Anything interesting to report from the rehearsals? The first day we rehearsed on the Rogers stage was pretty intimidating. I’m talking to you now from what was Joel Grey’s dressing room, sitting in the little bed they built for him when he was doing Chicago in 1975. The first thing that happened when we rehearsed here for the first time was my voice cracked so hard on the first line that everyone started laughing and we realized we were human again.
Do you reside in Washington Heights? I don’t, actually. I was living in Inwood after school and last April lease expired and the rent went up so precipitously that I said, “For this, I will live in midtown.” I live closer to the theater now but my dream is to be able to buy a place in Washington Heights. Hopefully it won’t be too unaffordable once I save up the money to do that.
What are some of your favorite restaurants around Washington Heights? There’s an amazing wine and cheese place on 170th or 171st called In Vino Veritas. This couple owns the place and they’ve got an amazing wine selection. There is the New Leaf Café that I believe Bette Midler owns a piece of. You take the train to 190th street and walk into Fort Tryon park and the restaurant is in the middle of the park. And of course there’s Caridad, which is practically the McDonald’s of northern Manhattan.

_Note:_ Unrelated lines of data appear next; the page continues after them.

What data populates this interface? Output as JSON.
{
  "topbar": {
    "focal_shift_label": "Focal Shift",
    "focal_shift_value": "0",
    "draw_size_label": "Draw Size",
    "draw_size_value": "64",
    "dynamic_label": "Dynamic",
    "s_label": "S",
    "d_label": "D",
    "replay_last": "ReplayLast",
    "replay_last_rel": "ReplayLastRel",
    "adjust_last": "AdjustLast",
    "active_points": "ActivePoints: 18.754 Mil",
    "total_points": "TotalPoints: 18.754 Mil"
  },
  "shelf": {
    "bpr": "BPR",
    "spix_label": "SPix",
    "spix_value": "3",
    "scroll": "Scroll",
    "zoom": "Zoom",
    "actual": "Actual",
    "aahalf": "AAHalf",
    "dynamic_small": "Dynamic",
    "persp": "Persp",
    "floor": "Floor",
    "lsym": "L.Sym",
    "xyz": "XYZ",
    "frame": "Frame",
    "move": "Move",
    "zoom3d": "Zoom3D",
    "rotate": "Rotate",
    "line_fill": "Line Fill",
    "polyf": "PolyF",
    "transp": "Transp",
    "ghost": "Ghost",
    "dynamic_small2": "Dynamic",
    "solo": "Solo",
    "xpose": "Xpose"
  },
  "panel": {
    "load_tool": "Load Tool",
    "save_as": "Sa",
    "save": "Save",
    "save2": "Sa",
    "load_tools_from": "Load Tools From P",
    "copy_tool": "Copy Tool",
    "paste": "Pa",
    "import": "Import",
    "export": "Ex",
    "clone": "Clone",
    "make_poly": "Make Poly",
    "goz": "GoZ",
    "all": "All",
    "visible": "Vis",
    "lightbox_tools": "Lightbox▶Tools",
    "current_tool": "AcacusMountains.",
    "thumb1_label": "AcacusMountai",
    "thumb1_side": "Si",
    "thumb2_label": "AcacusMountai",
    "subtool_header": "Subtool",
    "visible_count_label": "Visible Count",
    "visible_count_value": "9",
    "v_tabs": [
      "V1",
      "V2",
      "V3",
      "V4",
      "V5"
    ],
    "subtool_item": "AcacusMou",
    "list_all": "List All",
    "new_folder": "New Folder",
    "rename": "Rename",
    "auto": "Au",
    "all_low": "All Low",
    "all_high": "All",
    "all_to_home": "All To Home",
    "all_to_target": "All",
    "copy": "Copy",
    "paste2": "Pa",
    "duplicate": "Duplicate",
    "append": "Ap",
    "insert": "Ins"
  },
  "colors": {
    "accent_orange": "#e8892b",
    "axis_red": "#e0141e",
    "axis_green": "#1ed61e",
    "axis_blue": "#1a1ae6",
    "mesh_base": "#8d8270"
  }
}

If you could change one thing about New York what would it be? I can’t live anywhere else but I think one of the things that makes New York special is that it’s always been home to people of varied socioeconomic backgrounds and that as it gets more expensive it will increasingly become exclusively a playground for the rich. It’s important that New York remains affordable for all New Yorkers.
Can you share an experience you've had that stands in your mind out as a classic New York moment? When I was writing the first draft of In the Heights during my winter break I would go for walks when I got stuck for inspiration I would take a walk around. I think I was on 181st Street walking around. I always tell people Washington Heights is full of music and they sort of think it’s just a line I use to plug the show. But I swear to God when I was writing the first draft I was walking around and I saw a Chinese delivery guy riding his bike with a boom box strapped to the front of his bike. It wasn’t a little radio; it was a two speaker boom box blasting music. It was like Pimp My Ride but with a two wheeler. I always thought that was a classic New York thing: Of course the Chinese delivery guy has got a subwoofer on his bike!